*Task objective*.
Each line in the records that mentions the word "收益性需要" needs to be listed.

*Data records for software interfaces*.
|---|

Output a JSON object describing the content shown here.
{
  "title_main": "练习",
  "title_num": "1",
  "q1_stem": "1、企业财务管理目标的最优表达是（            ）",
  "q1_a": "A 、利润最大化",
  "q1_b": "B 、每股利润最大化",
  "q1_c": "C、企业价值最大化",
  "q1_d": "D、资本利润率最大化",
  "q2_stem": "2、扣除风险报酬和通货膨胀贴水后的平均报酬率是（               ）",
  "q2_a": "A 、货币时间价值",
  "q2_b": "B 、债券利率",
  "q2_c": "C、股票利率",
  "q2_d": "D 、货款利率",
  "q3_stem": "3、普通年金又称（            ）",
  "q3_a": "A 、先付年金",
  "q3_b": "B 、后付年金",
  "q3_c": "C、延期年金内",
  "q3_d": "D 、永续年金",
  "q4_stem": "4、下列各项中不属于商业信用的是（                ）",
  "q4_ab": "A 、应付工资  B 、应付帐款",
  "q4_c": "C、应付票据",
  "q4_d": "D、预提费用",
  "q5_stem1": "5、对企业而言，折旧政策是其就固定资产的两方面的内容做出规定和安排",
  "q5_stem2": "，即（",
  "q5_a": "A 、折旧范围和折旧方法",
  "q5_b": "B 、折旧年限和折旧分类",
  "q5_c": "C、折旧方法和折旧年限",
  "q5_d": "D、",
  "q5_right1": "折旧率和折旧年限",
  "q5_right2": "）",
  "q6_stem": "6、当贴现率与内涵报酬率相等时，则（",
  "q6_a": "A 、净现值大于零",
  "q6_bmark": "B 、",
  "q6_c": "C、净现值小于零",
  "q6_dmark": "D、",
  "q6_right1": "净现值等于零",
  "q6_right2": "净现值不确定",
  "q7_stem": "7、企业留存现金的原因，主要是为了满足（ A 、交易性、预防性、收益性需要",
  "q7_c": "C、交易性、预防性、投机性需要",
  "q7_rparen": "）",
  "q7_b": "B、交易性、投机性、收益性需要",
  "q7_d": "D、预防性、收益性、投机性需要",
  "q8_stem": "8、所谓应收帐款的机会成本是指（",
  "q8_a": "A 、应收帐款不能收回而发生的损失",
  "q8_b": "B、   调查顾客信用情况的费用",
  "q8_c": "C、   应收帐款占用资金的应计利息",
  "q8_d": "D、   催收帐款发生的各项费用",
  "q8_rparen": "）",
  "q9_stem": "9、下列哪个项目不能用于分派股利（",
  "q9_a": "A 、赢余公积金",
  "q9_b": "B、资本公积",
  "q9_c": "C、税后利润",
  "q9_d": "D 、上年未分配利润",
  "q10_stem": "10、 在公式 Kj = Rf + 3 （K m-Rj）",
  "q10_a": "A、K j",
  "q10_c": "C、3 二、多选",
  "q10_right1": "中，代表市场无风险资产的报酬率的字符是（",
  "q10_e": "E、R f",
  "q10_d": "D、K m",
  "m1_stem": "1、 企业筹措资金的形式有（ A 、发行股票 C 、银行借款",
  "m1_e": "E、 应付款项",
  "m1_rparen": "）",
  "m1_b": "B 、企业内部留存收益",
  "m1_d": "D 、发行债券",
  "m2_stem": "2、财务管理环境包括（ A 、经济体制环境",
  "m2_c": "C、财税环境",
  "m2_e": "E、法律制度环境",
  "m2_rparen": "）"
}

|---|

*Response to this task*.
  "q7_stem": "7、企业留存现金的原因，主要是为了满足（ A 、交易性、预防性、收益性需要",
  "q7_b": "B、交易性、投机性、收益性需要",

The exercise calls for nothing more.